The signs of digital dementia in teenagers/adults include:
- slouched posture
- developmental delays
- short-term memory loss
- social seclusion
- lack of movement
- balance disorders
- uncoordinated movement patterns
Can Too Much Screen Time Cause Dementia?
Yes, absolutely. When individuals spend an excessive amount of time on their electronic devices with poor posture it results in a sensory dissociation where the back of the brain is overactive and the front of the brain is under active. This has some serious drawbacks.
Signs and symptoms of Digital Dementia include:
- slouched or slumped posture,
- developmental delays,
- short-term memory loss,
- social seclusion,
- lack of movement,
- hormone balance disorders,
- uncoordinated movement patterns.
According to Fox News: “The left side of the brain is generally associated with rational thought, numerical computation, fact-finding, while the right side of the brain is responsible for more creative skills and emotional thoughts. If the right brain remains underdeveloped in the long term, it can lead to the early onset of dementia.”
The occipital lobe, located in the back of the brain processes visual signals such as visual cues from a video game, Instagram, or TV programs. While seated and engaged with technology, the front part of the brain including the frontal and parietal lobes, goes to sleep as the visuals are the first thing to kick in.
Since the frontal regions of the brain are also responsible for higher-order thinking and good behaviors (such as motivation, goal setting, reading, writing, memory, and socially appropriate behaviors), it tends to take a secondary role when we continue to use the occipital lobe. Essentially, the areas responsible for movement and body position are in a sense, sleeping and underutilized.
In case of an emergency, would you be able to tell someone’s phone number?
There was a time when we could quickly memorize anything with ease – including phone numbers, a person’s name, a small grocery list, a small dialogue from a cartoon, and even music lyrics! These days, many people are struggling to remember these simple things as they are already saved on their mobile devices.
Prior to this memorizing numbers was even a fun thing, especially for kids who grew up as Generation X and Generation Y. We would by heart as many phone numbers because it could literally save lives in an emergency.
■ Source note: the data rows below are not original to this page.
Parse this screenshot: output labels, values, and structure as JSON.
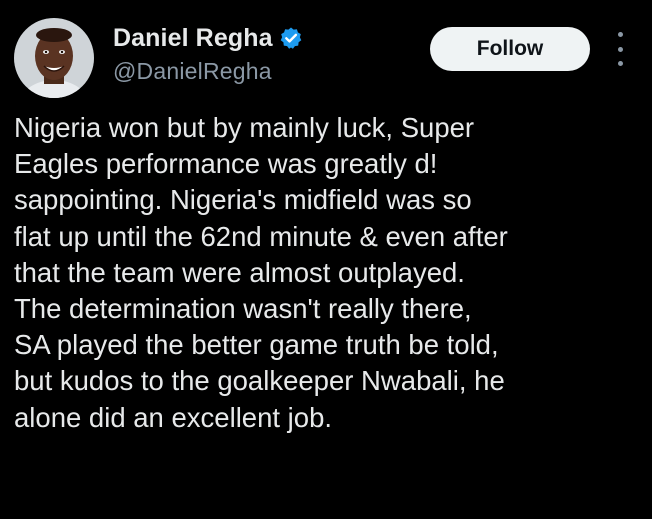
{
  "author": {
    "display_name": "Daniel Regha",
    "handle": "@DanielRegha",
    "verified": true,
    "avatar_icon": "profile-photo"
  },
  "actions": {
    "follow_label": "Follow",
    "more_icon": "vertical-ellipsis-icon"
  },
  "tweet": {
    "lines": [
      "Nigeria won but by mainly luck, Super",
      "Eagles performance was greatly d!",
      "sappointing. Nigeria's midfield was so",
      "flat up until the 62nd minute & even after",
      "that the team were almost outplayed.",
      "The determination wasn't really there,",
      "SA played the better game truth be told,",
      "but kudos to the goalkeeper Nwabali, he",
      "alone did an excellent job."
    ]
  },
  "colors": {
    "background": "#000000",
    "text_primary": "#e7e9ea",
    "text_secondary": "#8b98a5",
    "verified_badge": "#1d9bf0",
    "follow_button_bg": "#eff3f4",
    "follow_button_text": "#0f1419"
  }
}
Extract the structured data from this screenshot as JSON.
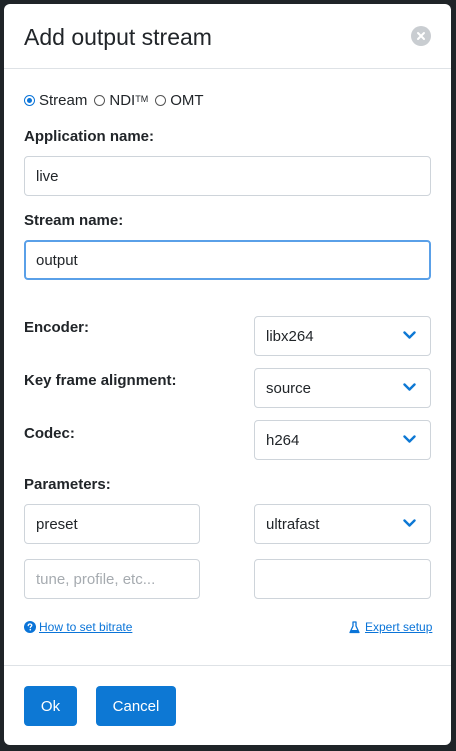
{
  "dialog": {
    "title": "Add output stream",
    "close_icon": "close-icon"
  },
  "stream_type": {
    "options": [
      {
        "label": "Stream",
        "selected": true
      },
      {
        "label": "NDI",
        "superscript": "TM",
        "selected": false
      },
      {
        "label": "OMT",
        "selected": false
      }
    ]
  },
  "form": {
    "application_name_label": "Application name:",
    "application_name_value": "live",
    "stream_name_label": "Stream name:",
    "stream_name_value": "output",
    "encoder_label": "Encoder:",
    "encoder_value": "libx264",
    "keyframe_label": "Key frame alignment:",
    "keyframe_value": "source",
    "codec_label": "Codec:",
    "codec_value": "h264",
    "parameters_label": "Parameters:",
    "param1_name": "preset",
    "param1_value": "ultrafast",
    "param2_name_placeholder": "tune, profile, etc...",
    "param2_value": ""
  },
  "links": {
    "bitrate_help": "How to set bitrate",
    "expert_setup": "Expert setup"
  },
  "footer": {
    "ok_label": "Ok",
    "cancel_label": "Cancel"
  },
  "colors": {
    "accent": "#0d78d4",
    "link": "#0a74d8",
    "focus_border": "#5aa0e8"
  }
}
So, it is obvious that our addictions and dependencies e on a smartphone or a computer prevents us from focusing and memorizing information. We’ve become so dependent on technology we are not even aware of that – which silently is ruining our brains.